If the statement made by Tan Sri Datu Amar Dr. James Masing as reported in the Borneo Post on the 30th June 2017 entitled “Masing: No dam, no road” is the official stand of the state government, it is no doubt an intimidation and a simplistic view. Blaming the people for opposing the dam is also a government’s admission for failing its democratic duty which is “the government of the people for the people and by the people”.
The people of Baram have every right to reject the Baram dam and opt for any alternative development that they want. Furthermore, the former Chief Minister of Sarawak, the late Tan Sri Datuk Adenan Haj. Satem at a press conference on 3rd May 2016, as reported by Sujadi Siswo of Channel News Asia said, “ There is no need to have another big dam we can have mini dams so on, but not a big dam especially when we don’t supply (power) to west Malaysia anymore.”
Based on the 2010 censors, Marudi District which is within Baram basin has a population of more than 90,000 people. Those who could be forcefully displaced by the Baram dam are 20,000 indigenous villagers from more than 36 villages. If the government is not able to resolve the problem faced by those more than 18,000 from existing dams how can they expect to satisfactorily resettle those from the proposed Baram dam? The people of Baram are very well aware of the sufferings experienced by those who have been forcefully displace by the existing mega dams in Sarawak and no one should blame them for rejecting the same doom.
Commenting on Masing’s statement in Borneo Post, Mr. William Lisu from Long Palai in Baram said, “It is very simple: No Road – No Vote”. From Tanjung Tepalit Baram, Mr. Dominic Mathew Useh said, “What YB Masing says is not logical and we hope that the government will build the road and bring development to Baram.”

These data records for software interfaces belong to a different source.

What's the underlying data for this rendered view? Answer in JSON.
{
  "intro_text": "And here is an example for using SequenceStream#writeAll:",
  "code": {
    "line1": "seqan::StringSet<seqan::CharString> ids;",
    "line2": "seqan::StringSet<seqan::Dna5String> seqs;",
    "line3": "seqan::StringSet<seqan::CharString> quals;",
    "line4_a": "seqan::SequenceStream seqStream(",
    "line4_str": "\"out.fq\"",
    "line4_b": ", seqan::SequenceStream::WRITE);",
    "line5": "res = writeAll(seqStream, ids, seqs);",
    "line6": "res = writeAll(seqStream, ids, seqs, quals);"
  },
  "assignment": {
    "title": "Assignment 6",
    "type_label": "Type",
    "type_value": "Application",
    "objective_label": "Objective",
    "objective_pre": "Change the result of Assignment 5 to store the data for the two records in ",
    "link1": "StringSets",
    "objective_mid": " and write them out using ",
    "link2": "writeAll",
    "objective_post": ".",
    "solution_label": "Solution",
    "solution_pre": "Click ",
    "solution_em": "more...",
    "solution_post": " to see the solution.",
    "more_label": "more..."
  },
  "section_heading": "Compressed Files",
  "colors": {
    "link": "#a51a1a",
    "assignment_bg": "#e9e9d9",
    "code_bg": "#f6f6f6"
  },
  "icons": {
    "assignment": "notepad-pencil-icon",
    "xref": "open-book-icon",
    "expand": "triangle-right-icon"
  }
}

Even after intensive exploitation of timber until Baram is ripped almost completely bare of primary jungle, Baram is left as one of the most undeveloped areas in Malaysia. Elected representatives should always remember that their duty is to serve the electorates. Just being elected does not mean that they can do what they want without due consideration. To ignore taxpaying citizens of their rights is inhumane it could even be a crime.